What is being asked:
Pictures are to be left out; everything else in the records must be repeated exactly.

Supplied data:
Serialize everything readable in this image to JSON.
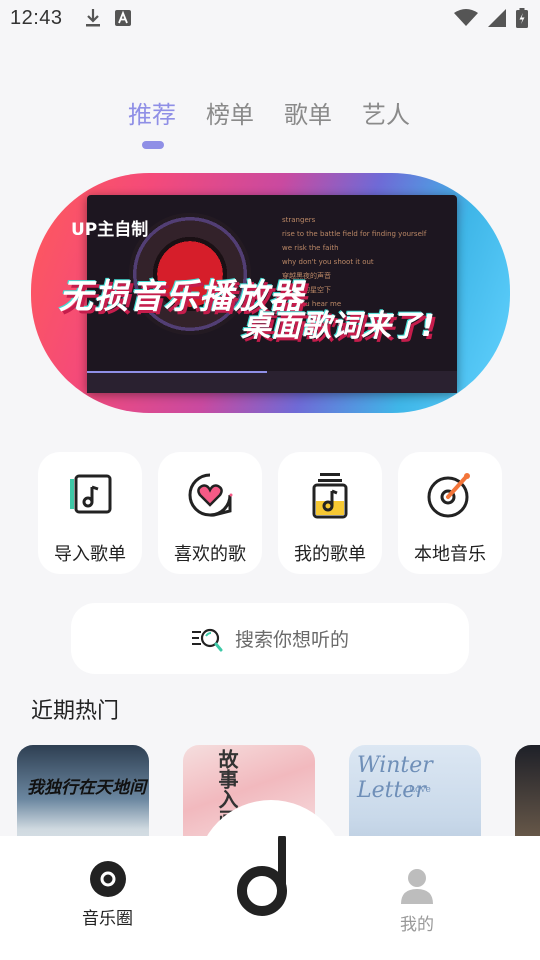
{
  "status_bar": {
    "time": "12:43",
    "left_icons": [
      "download-icon",
      "a-notification-icon"
    ],
    "right_icons": [
      "wifi-icon",
      "signal-icon",
      "battery-icon"
    ]
  },
  "tabs": [
    {
      "label": "推荐",
      "active": true
    },
    {
      "label": "榜单",
      "active": false
    },
    {
      "label": "歌单",
      "active": false
    },
    {
      "label": "艺人",
      "active": false
    }
  ],
  "banner": {
    "badge": "UP主自制",
    "headline1": "无损音乐播放器",
    "headline2": "桌面歌词来了!",
    "lyric_lines": [
      "strangers",
      "rise to the battle field for finding yourself",
      "we risk the faith",
      "why don't you shoot it out",
      "穿越黑夜的声音",
      "在满天的星空下",
      "can you hear me"
    ]
  },
  "quick_actions": [
    {
      "label": "导入歌单",
      "icon": "import-playlist-icon"
    },
    {
      "label": "喜欢的歌",
      "icon": "favorite-heart-icon"
    },
    {
      "label": "我的歌单",
      "icon": "my-playlist-icon"
    },
    {
      "label": "本地音乐",
      "icon": "local-music-disc-icon"
    }
  ],
  "search": {
    "placeholder": "搜索你想听的",
    "icon": "search-icon"
  },
  "recent": {
    "title": "近期热门",
    "covers": [
      {
        "text": "我独行在天地间"
      },
      {
        "text": "故事入画"
      },
      {
        "text": "Winter Letter",
        "sub": "Love"
      },
      {
        "text": ""
      }
    ]
  },
  "bottom_nav": {
    "items": [
      {
        "label": "音乐圈",
        "icon": "music-circle-icon",
        "active": true
      },
      {
        "label": "",
        "icon": "app-logo-icon"
      },
      {
        "label": "我的",
        "icon": "profile-icon",
        "active": false
      }
    ]
  },
  "colors": {
    "accent": "#8f8fe6",
    "background": "#f6f6f8",
    "inactive_text": "#8a8a8a"
  }
}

Response:
Serialize everything readable in this image to JSON.
{
  "status_bar": {
    "time": "12:43",
    "left_icons": [
      "download-icon",
      "a-notification-icon"
    ],
    "right_icons": [
      "wifi-icon",
      "signal-icon",
      "battery-icon"
    ]
  },
  "tabs": [
    {
      "label": "推荐",
      "active": true
    },
    {
      "label": "榜单",
      "active": false
    },
    {
      "label": "歌单",
      "active": false
    },
    {
      "label": "艺人",
      "active": false
    }
  ],
  "banner": {
    "badge": "UP主自制",
    "headline1": "无损音乐播放器",
    "headline2": "桌面歌词来了!",
    "lyric_lines": [
      "strangers",
      "rise to the battle field for finding yourself",
      "we risk the faith",
      "why don't you shoot it out",
      "穿越黑夜的声音",
      "在满天的星空下",
      "can you hear me"
    ]
  },
  "quick_actions": [
    {
      "label": "导入歌单",
      "icon": "import-playlist-icon"
    },
    {
      "label": "喜欢的歌",
      "icon": "favorite-heart-icon"
    },
    {
      "label": "我的歌单",
      "icon": "my-playlist-icon"
    },
    {
      "label": "本地音乐",
      "icon": "local-music-disc-icon"
    }
  ],
  "search": {
    "placeholder": "搜索你想听的",
    "icon": "search-icon"
  },
  "recent": {
    "title": "近期热门",
    "covers": [
      {
        "text": "我独行在天地间"
      },
      {
        "text": "故事入画"
      },
      {
        "text": "Winter Letter",
        "sub": "Love"
      },
      {
        "text": ""
      }
    ]
  },
  "bottom_nav": {
    "items": [
      {
        "label": "音乐圈",
        "icon": "music-circle-icon",
        "active": true
      },
      {
        "label": "",
        "icon": "app-logo-icon"
      },
      {
        "label": "我的",
        "icon": "profile-icon",
        "active": false
      }
    ]
  },
  "colors": {
    "accent": "#8f8fe6",
    "background": "#f6f6f8",
    "inactive_text": "#8a8a8a"
  }
}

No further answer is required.